What is required: Word for word, copy the records that follow.

#### Entries supplied ####

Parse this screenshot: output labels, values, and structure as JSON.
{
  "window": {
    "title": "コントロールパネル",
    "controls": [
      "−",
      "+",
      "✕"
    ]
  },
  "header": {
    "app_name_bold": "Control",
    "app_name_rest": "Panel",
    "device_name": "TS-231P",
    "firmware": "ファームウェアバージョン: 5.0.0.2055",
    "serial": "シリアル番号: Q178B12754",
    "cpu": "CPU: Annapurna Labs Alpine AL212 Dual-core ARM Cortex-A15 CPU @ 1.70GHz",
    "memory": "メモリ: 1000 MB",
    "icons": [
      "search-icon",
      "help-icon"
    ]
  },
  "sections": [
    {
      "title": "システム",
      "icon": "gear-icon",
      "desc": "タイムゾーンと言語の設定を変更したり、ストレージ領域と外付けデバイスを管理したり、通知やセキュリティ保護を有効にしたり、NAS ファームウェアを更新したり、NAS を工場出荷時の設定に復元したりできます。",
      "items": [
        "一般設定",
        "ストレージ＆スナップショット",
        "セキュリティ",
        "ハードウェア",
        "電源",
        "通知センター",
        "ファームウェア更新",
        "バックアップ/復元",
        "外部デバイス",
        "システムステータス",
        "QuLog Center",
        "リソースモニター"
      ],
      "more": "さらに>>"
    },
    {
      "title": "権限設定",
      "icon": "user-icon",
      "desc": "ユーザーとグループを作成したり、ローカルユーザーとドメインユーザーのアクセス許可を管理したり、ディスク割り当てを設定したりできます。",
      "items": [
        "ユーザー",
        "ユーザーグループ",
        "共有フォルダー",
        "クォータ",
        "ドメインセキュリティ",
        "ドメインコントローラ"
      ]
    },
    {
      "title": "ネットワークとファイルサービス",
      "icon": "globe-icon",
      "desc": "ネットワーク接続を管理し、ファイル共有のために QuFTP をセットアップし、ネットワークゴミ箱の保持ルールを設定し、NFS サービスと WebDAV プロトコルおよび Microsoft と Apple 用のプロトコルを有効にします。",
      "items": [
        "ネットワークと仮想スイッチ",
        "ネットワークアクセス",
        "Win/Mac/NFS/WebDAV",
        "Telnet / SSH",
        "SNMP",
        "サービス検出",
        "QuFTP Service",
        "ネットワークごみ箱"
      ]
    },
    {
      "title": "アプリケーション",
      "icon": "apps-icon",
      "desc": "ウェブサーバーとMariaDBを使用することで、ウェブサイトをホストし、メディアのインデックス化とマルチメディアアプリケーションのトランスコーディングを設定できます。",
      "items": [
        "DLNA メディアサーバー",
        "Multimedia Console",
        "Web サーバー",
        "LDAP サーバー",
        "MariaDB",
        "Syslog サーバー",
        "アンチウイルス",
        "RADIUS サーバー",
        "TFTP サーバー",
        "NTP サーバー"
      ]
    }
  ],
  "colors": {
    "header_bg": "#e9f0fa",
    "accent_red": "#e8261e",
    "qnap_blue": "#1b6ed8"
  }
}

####

Response area:
Parse this screenshot: output labels, values, and structure as JSON.
{
  "window": {
    "title": "コントロールパネル",
    "controls": [
      "−",
      "+",
      "✕"
    ]
  },
  "header": {
    "app_name_bold": "Control",
    "app_name_rest": "Panel",
    "device_name": "TS-231P",
    "firmware": "ファームウェアバージョン: 5.0.0.2055",
    "serial": "シリアル番号: Q178B12754",
    "cpu": "CPU: Annapurna Labs Alpine AL212 Dual-core ARM Cortex-A15 CPU @ 1.70GHz",
    "memory": "メモリ: 1000 MB",
    "icons": [
      "search-icon",
      "help-icon"
    ]
  },
  "sections": [
    {
      "title": "システム",
      "icon": "gear-icon",
      "desc": "タイムゾーンと言語の設定を変更したり、ストレージ領域と外付けデバイスを管理したり、通知やセキュリティ保護を有効にしたり、NAS ファームウェアを更新したり、NAS を工場出荷時の設定に復元したりできます。",
      "items": [
        "一般設定",
        "ストレージ＆スナップショット",
        "セキュリティ",
        "ハードウェア",
        "電源",
        "通知センター",
        "ファームウェア更新",
        "バックアップ/復元",
        "外部デバイス",
        "システムステータス",
        "QuLog Center",
        "リソースモニター"
      ],
      "more": "さらに>>"
    },
    {
      "title": "権限設定",
      "icon": "user-icon",
      "desc": "ユーザーとグループを作成したり、ローカルユーザーとドメインユーザーのアクセス許可を管理したり、ディスク割り当てを設定したりできます。",
      "items": [
        "ユーザー",
        "ユーザーグループ",
        "共有フォルダー",
        "クォータ",
        "ドメインセキュリティ",
        "ドメインコントローラ"
      ]
    },
    {
      "title": "ネットワークとファイルサービス",
      "icon": "globe-icon",
      "desc": "ネットワーク接続を管理し、ファイル共有のために QuFTP をセットアップし、ネットワークゴミ箱の保持ルールを設定し、NFS サービスと WebDAV プロトコルおよび Microsoft と Apple 用のプロトコルを有効にします。",
      "items": [
        "ネットワークと仮想スイッチ",
        "ネットワークアクセス",
        "Win/Mac/NFS/WebDAV",
        "Telnet / SSH",
        "SNMP",
        "サービス検出",
        "QuFTP Service",
        "ネットワークごみ箱"
      ]
    },
    {
      "title": "アプリケーション",
      "icon": "apps-icon",
      "desc": "ウェブサーバーとMariaDBを使用することで、ウェブサイトをホストし、メディアのインデックス化とマルチメディアアプリケーションのトランスコーディングを設定できます。",
      "items": [
        "DLNA メディアサーバー",
        "Multimedia Console",
        "Web サーバー",
        "LDAP サーバー",
        "MariaDB",
        "Syslog サーバー",
        "アンチウイルス",
        "RADIUS サーバー",
        "TFTP サーバー",
        "NTP サーバー"
      ]
    }
  ],
  "colors": {
    "header_bg": "#e9f0fa",
    "accent_red": "#e8261e",
    "qnap_blue": "#1b6ed8"
  }
}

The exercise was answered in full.